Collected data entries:
--

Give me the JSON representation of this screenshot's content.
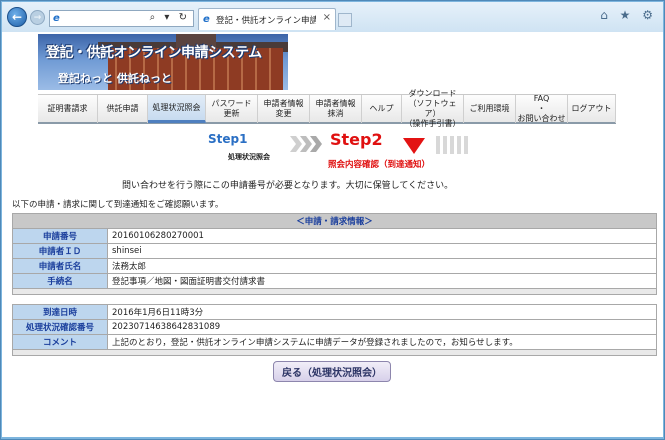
{
  "browser": {
    "tab_title": "登記・供託オンライン申請シス...",
    "back_symbol": "←",
    "forward_symbol": "→",
    "address_tools": "⌕ ▾ ↻",
    "tab_close": "×",
    "window_tools": "⌂ ★ ⚙"
  },
  "banner": {
    "title": "登記・供託オンライン申請システム",
    "subtitle": "登記ねっと 供託ねっと"
  },
  "menu": {
    "items": [
      {
        "label": "証明書請求",
        "w": 60
      },
      {
        "label": "供託申請",
        "w": 50
      },
      {
        "label": "処理状況照会",
        "w": 58,
        "active": true
      },
      {
        "label": "パスワード\n更新",
        "w": 52
      },
      {
        "label": "申請者情報\n変更",
        "w": 52
      },
      {
        "label": "申請者情報\n抹消",
        "w": 52
      },
      {
        "label": "ヘルプ",
        "w": 40
      },
      {
        "label": "ダウンロード\n（ソフトウェア）\n（操作手引書）",
        "w": 62
      },
      {
        "label": "ご利用環境",
        "w": 52
      },
      {
        "label": "FAQ\n・\nお問い合わせ",
        "w": 52
      },
      {
        "label": "ログアウト",
        "w": 48
      }
    ]
  },
  "steps": {
    "step1_label": "Step1",
    "step1_sub": "処理状況照会",
    "step2_label": "Step2",
    "step2_sub": "照会内容確認（到達通知）"
  },
  "notice": "問い合わせを行う際にこの申請番号が必要となります。大切に保管してください。",
  "intro": "以下の申請・請求に関して到達通知をご確認願います。",
  "table1": {
    "caption": "＜申請・請求情報＞",
    "rows": [
      {
        "label": "申請番号",
        "value": "20160106280270001"
      },
      {
        "label": "申請者ＩＤ",
        "value": "shinsei"
      },
      {
        "label": "申請者氏名",
        "value": "法務太郎"
      },
      {
        "label": "手続名",
        "value": "登記事項／地図・図面証明書交付請求書"
      }
    ]
  },
  "table2": {
    "rows": [
      {
        "label": "到達日時",
        "value": "2016年1月6日11時3分"
      },
      {
        "label": "処理状況確認番号",
        "value": "20230714638642831089"
      },
      {
        "label": "コメント",
        "value": "上記のとおり，登記・供託オンライン申請システムに申請データが登録されましたので，お知らせします。"
      }
    ]
  },
  "back_button_label": "戻る（処理状況照会）",
  "colors": {
    "accent_blue": "#2a6fc4",
    "step_red": "#e01010",
    "label_cell": "#bdd6ee"
  }
}
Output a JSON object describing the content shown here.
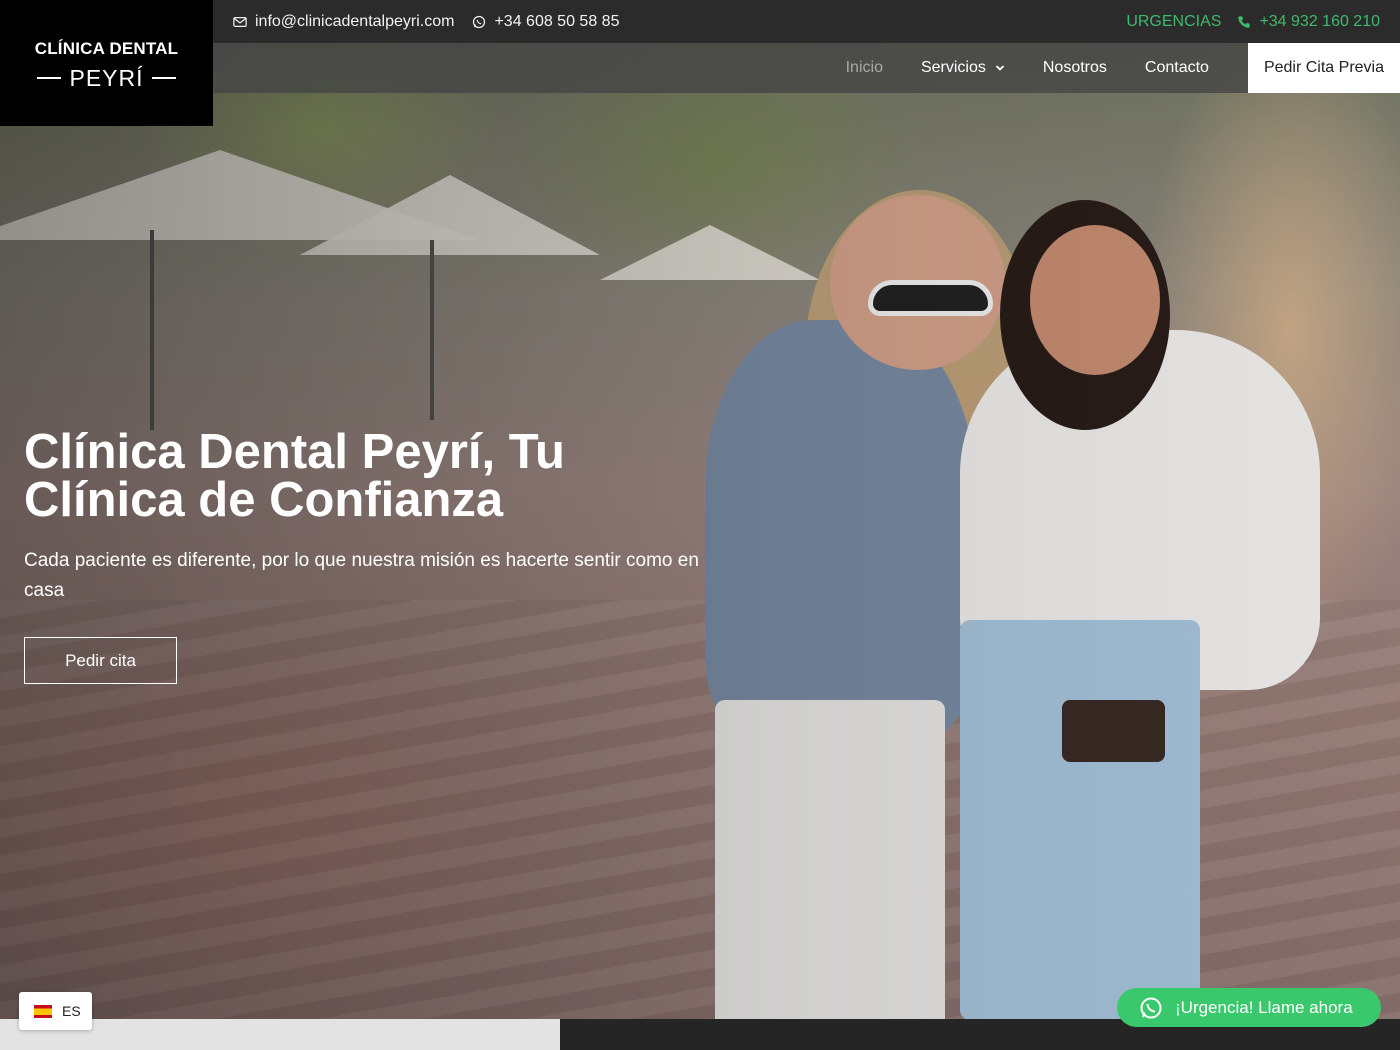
{
  "brand": {
    "line1": "CLÍNICA DENTAL",
    "line2": "PEYRÍ"
  },
  "topbar": {
    "email": "info@clinicadentalpeyri.com",
    "whatsapp": "+34 608 50 58 85",
    "urgencias_label": "URGENCIAS",
    "urgencias_phone": "+34 932 160 210",
    "icons": {
      "email": "envelope-icon",
      "whatsapp": "whatsapp-icon",
      "phone": "phone-icon"
    },
    "accent_color": "#3dba6b"
  },
  "nav": {
    "items": [
      {
        "label": "Inicio",
        "active": true
      },
      {
        "label": "Servicios",
        "has_dropdown": true
      },
      {
        "label": "Nosotros"
      },
      {
        "label": "Contacto"
      }
    ],
    "cta": "Pedir Cita Previa"
  },
  "hero": {
    "title": "Clínica Dental Peyrí, Tu Clínica de Confianza",
    "subtitle": "Cada paciente es diferente, por lo que nuestra misión es hacerte sentir como en casa",
    "button": "Pedir cita"
  },
  "language": {
    "code": "ES",
    "flag": "spain-flag-icon"
  },
  "whatsapp_button": {
    "label": "¡Urgencia! Llame ahora",
    "icon": "whatsapp-icon",
    "color": "#3ac86c"
  }
}
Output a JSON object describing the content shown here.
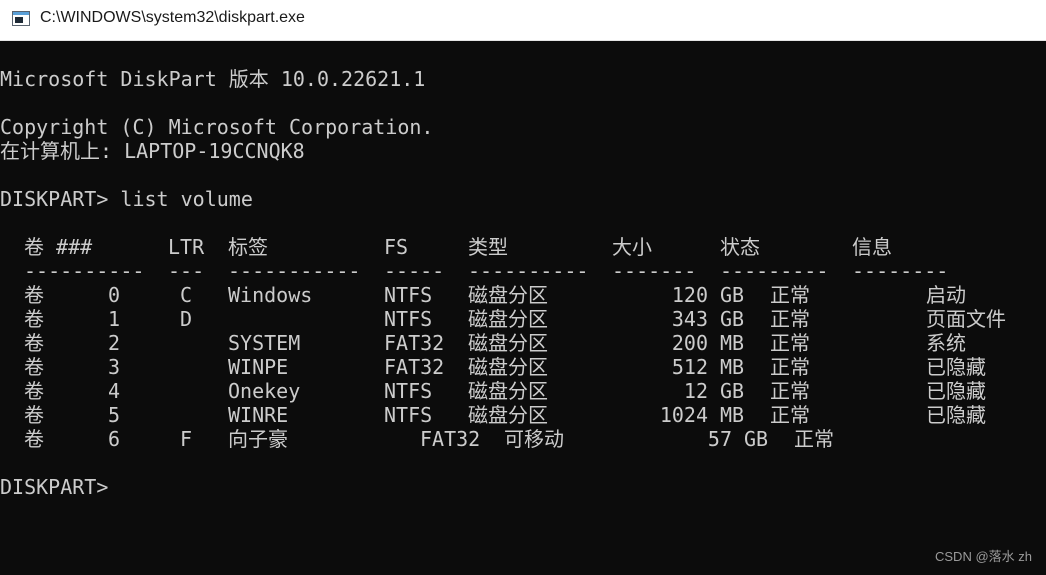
{
  "window": {
    "title": "C:\\WINDOWS\\system32\\diskpart.exe",
    "icon": "console-window-icon"
  },
  "console": {
    "banner": "Microsoft DiskPart 版本 10.0.22621.1",
    "copyright": "Copyright (C) Microsoft Corporation.",
    "computer": "在计算机上: LAPTOP-19CCNQK8",
    "command": "DISKPART> list volume",
    "prompt": "DISKPART>"
  },
  "table": {
    "headers": {
      "volume": "卷 ###",
      "ltr": "LTR",
      "label": "标签",
      "fs": "FS",
      "type": "类型",
      "size": "大小",
      "status": "状态",
      "info": "信息"
    },
    "separators": {
      "volume": "----------",
      "ltr": "---",
      "label": "-----------",
      "fs": "-----",
      "type": "----------",
      "size": "-------",
      "status": "---------",
      "info": "--------"
    },
    "rows": [
      {
        "vol": "卷",
        "num": "0",
        "ltr": "C",
        "label": "Windows",
        "fs": "NTFS",
        "type": "磁盘分区",
        "size": "120",
        "unit": "GB",
        "status": "正常",
        "info": "启动"
      },
      {
        "vol": "卷",
        "num": "1",
        "ltr": "D",
        "label": "",
        "fs": "NTFS",
        "type": "磁盘分区",
        "size": "343",
        "unit": "GB",
        "status": "正常",
        "info": "页面文件"
      },
      {
        "vol": "卷",
        "num": "2",
        "ltr": "",
        "label": "SYSTEM",
        "fs": "FAT32",
        "type": "磁盘分区",
        "size": "200",
        "unit": "MB",
        "status": "正常",
        "info": "系统"
      },
      {
        "vol": "卷",
        "num": "3",
        "ltr": "",
        "label": "WINPE",
        "fs": "FAT32",
        "type": "磁盘分区",
        "size": "512",
        "unit": "MB",
        "status": "正常",
        "info": "已隐藏"
      },
      {
        "vol": "卷",
        "num": "4",
        "ltr": "",
        "label": "Onekey",
        "fs": "NTFS",
        "type": "磁盘分区",
        "size": "12",
        "unit": "GB",
        "status": "正常",
        "info": "已隐藏"
      },
      {
        "vol": "卷",
        "num": "5",
        "ltr": "",
        "label": "WINRE",
        "fs": "NTFS",
        "type": "磁盘分区",
        "size": "1024",
        "unit": "MB",
        "status": "正常",
        "info": "已隐藏"
      },
      {
        "vol": "卷",
        "num": "6",
        "ltr": "F",
        "label": "向子豪",
        "fs": "FAT32",
        "type": "可移动",
        "size": "57",
        "unit": "GB",
        "status": "正常",
        "info": ""
      }
    ]
  },
  "watermark": "CSDN @落水 zh"
}
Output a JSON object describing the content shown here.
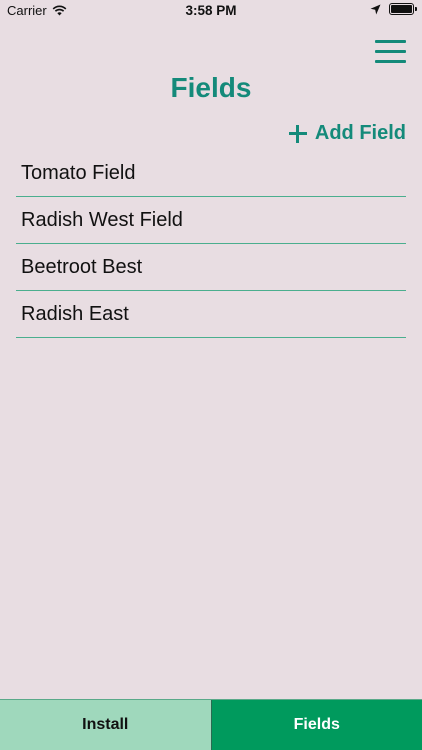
{
  "status_bar": {
    "carrier": "Carrier",
    "time": "3:58 PM"
  },
  "header": {
    "title": "Fields",
    "add_label": "Add Field"
  },
  "fields": [
    {
      "name": "Tomato Field"
    },
    {
      "name": "Radish West Field"
    },
    {
      "name": "Beetroot Best"
    },
    {
      "name": "Radish East"
    }
  ],
  "tabs": [
    {
      "label": "Install",
      "active": false
    },
    {
      "label": "Fields",
      "active": true
    }
  ],
  "colors": {
    "accent": "#148a7a",
    "background": "#e8dde2",
    "divider": "#4aae8e",
    "tab_inactive": "#9fd8bc",
    "tab_active": "#009a5d"
  }
}
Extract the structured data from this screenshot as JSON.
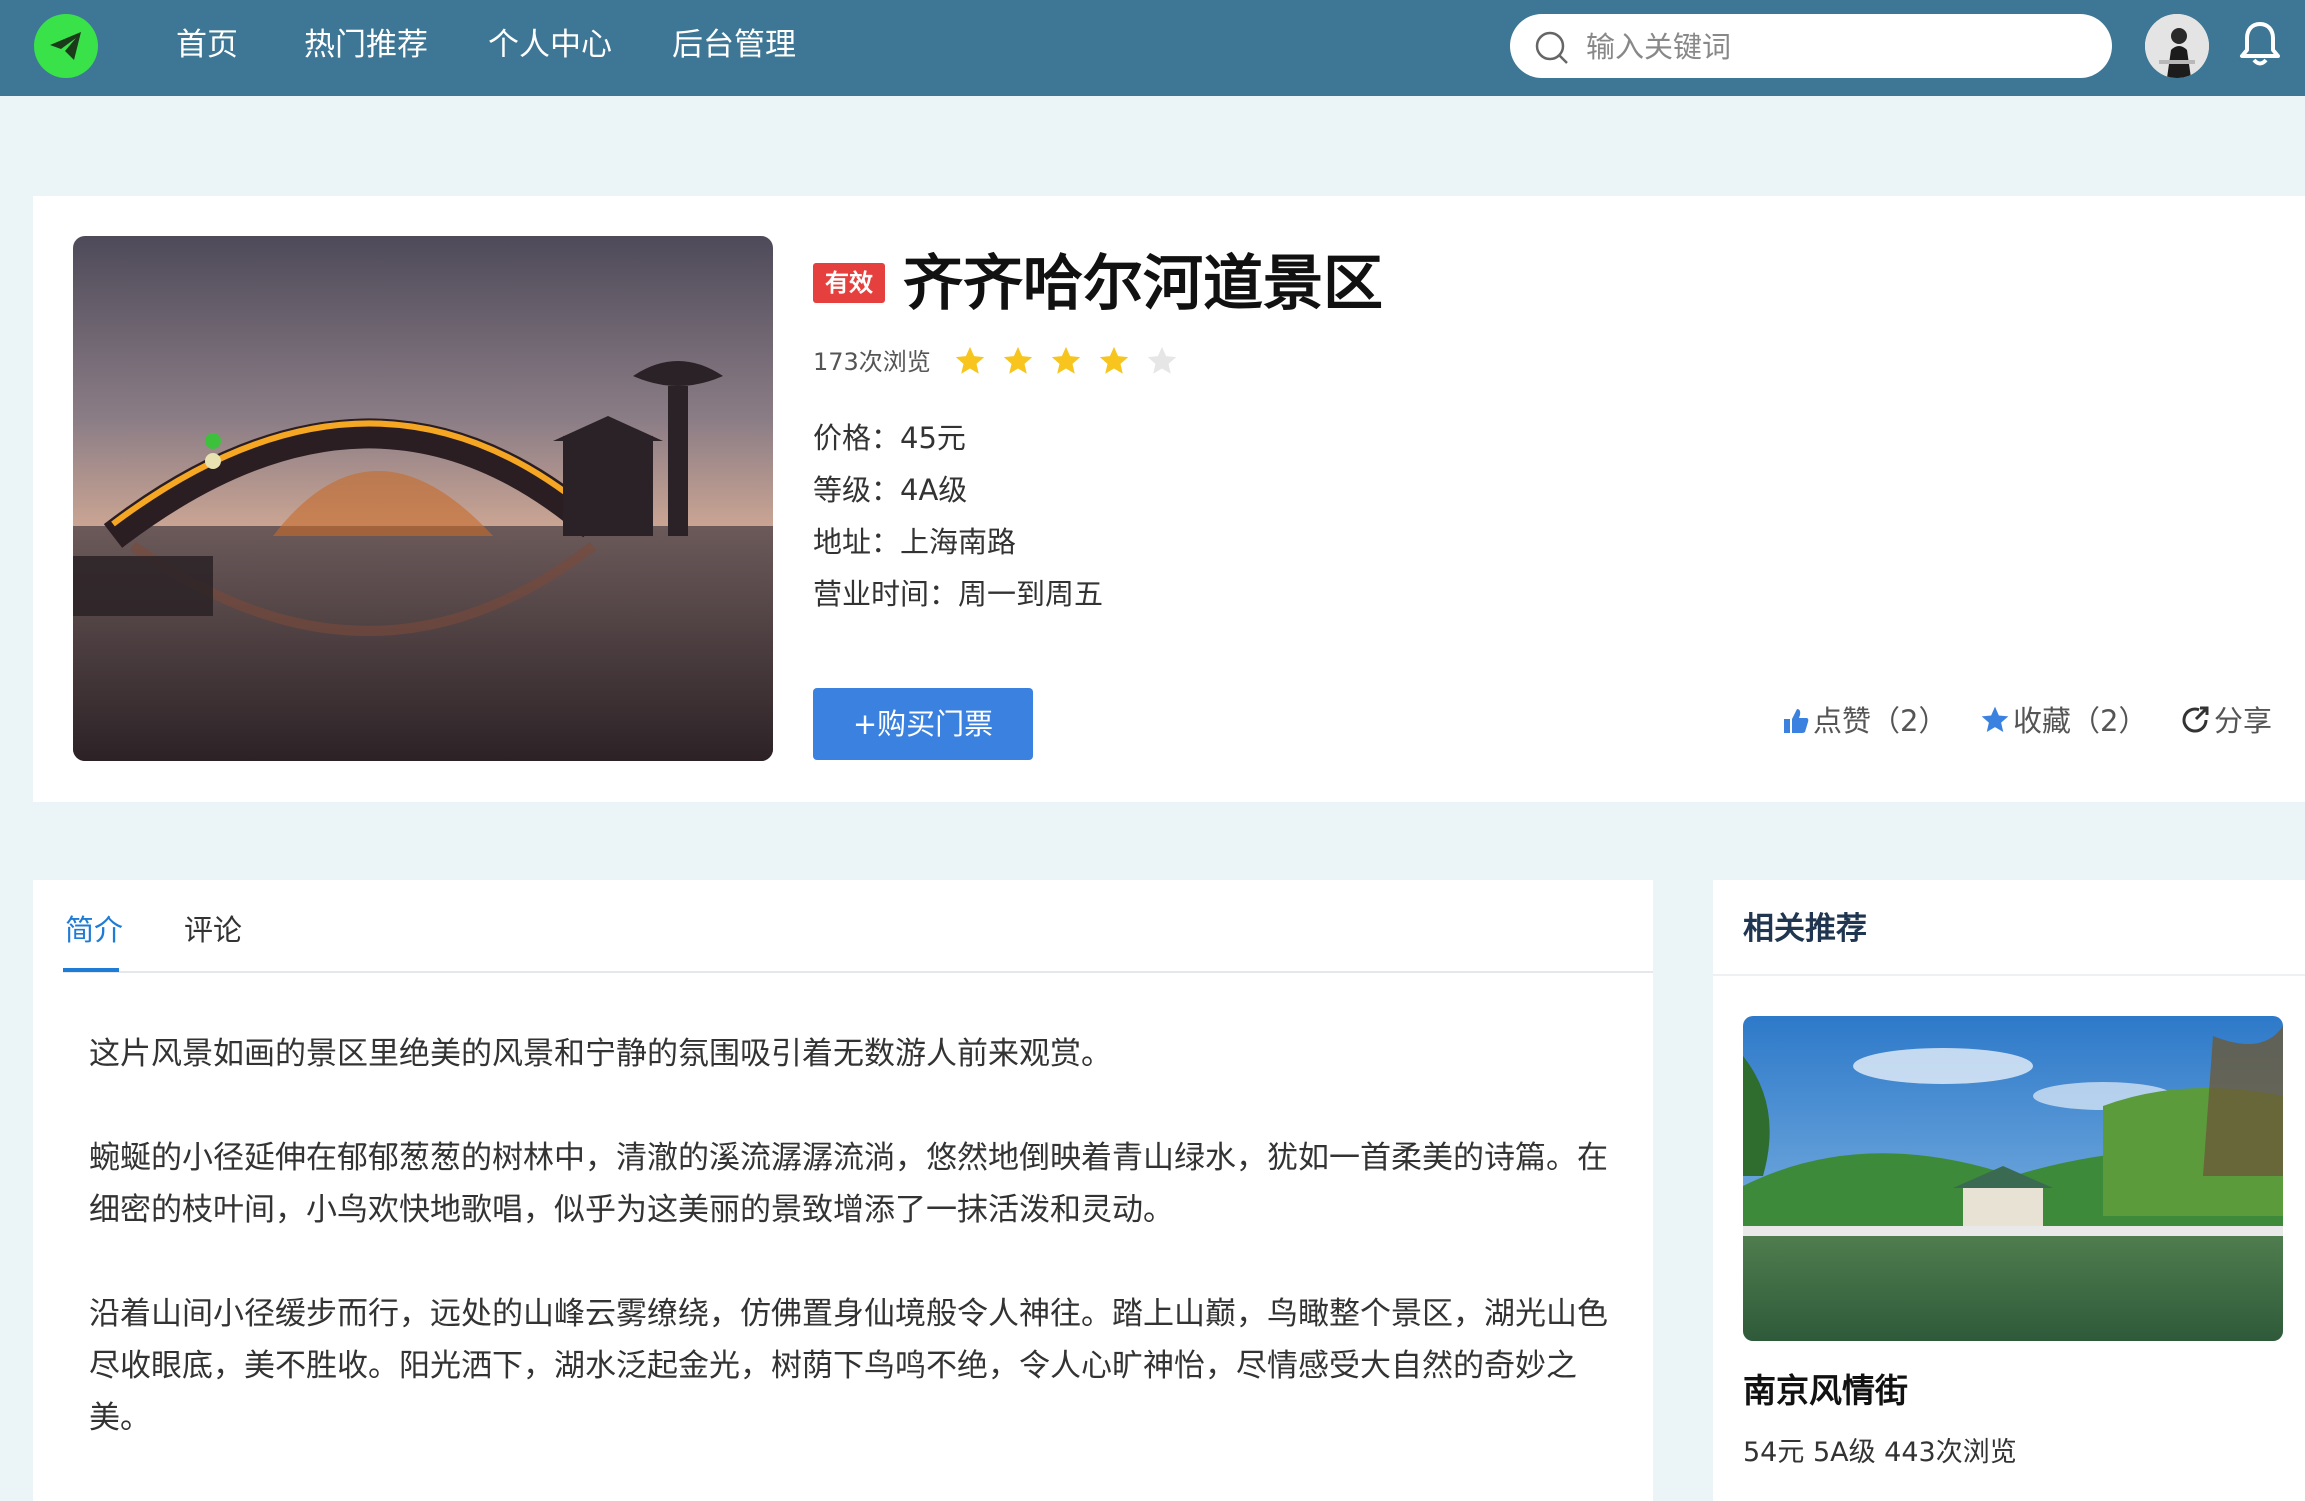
{
  "nav": {
    "items": [
      {
        "label": "首页"
      },
      {
        "label": "热门推荐"
      },
      {
        "label": "个人中心"
      },
      {
        "label": "后台管理"
      }
    ],
    "search_placeholder": "输入关键词"
  },
  "detail": {
    "badge": "有效",
    "title": "齐齐哈尔河道景区",
    "views": "173次浏览",
    "rating": 4,
    "rating_max": 5,
    "price": "价格：45元",
    "level": "等级：4A级",
    "address": "地址：上海南路",
    "hours": "营业时间：周一到周五",
    "buy_label": "+购买门票",
    "like_label": "点赞（2）",
    "fav_label": "收藏（2）",
    "share_label": "分享"
  },
  "tabs": [
    {
      "label": "简介"
    },
    {
      "label": "评论"
    }
  ],
  "intro": {
    "p1": "这片风景如画的景区里绝美的风景和宁静的氛围吸引着无数游人前来观赏。",
    "p2": "蜿蜒的小径延伸在郁郁葱葱的树林中，清澈的溪流潺潺流淌，悠然地倒映着青山绿水，犹如一首柔美的诗篇。在细密的枝叶间，小鸟欢快地歌唱，似乎为这美丽的景致增添了一抹活泼和灵动。",
    "p3": "沿着山间小径缓步而行，远处的山峰云雾缭绕，仿佛置身仙境般令人神往。踏上山巅，鸟瞰整个景区，湖光山色尽收眼底，美不胜收。阳光洒下，湖水泛起金光，树荫下鸟鸣不绝，令人心旷神怡，尽情感受大自然的奇妙之美。"
  },
  "recommend": {
    "title": "相关推荐",
    "item": {
      "name": "南京风情街",
      "meta": "54元  5A级  443次浏览"
    }
  },
  "colors": {
    "nav_bg": "#3d7795",
    "logo": "#3ae24a",
    "badge": "#e5403d",
    "button": "#3b82e0",
    "star_on": "#f7c51e",
    "star_off": "#e6e6e6",
    "tab_active": "#1e7bd6"
  },
  "icons": [
    "paper-plane-icon",
    "search-icon",
    "bell-icon",
    "thumbs-up-icon",
    "star-icon",
    "share-icon"
  ]
}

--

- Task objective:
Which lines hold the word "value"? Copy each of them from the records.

- Result:
        "value": "20160106280270001"
        "value": "shinsei"
        "value": "法務太郎"
        "value": "登記事項／地図・図面証明書交付請求書"
        "value": "2016年1月6日11時3分"
        "value": "20230714638642831089"
        "value": "上記のとおり，登記・供託オンライン申請システムに申請データが登録されましたので，お知らせします。"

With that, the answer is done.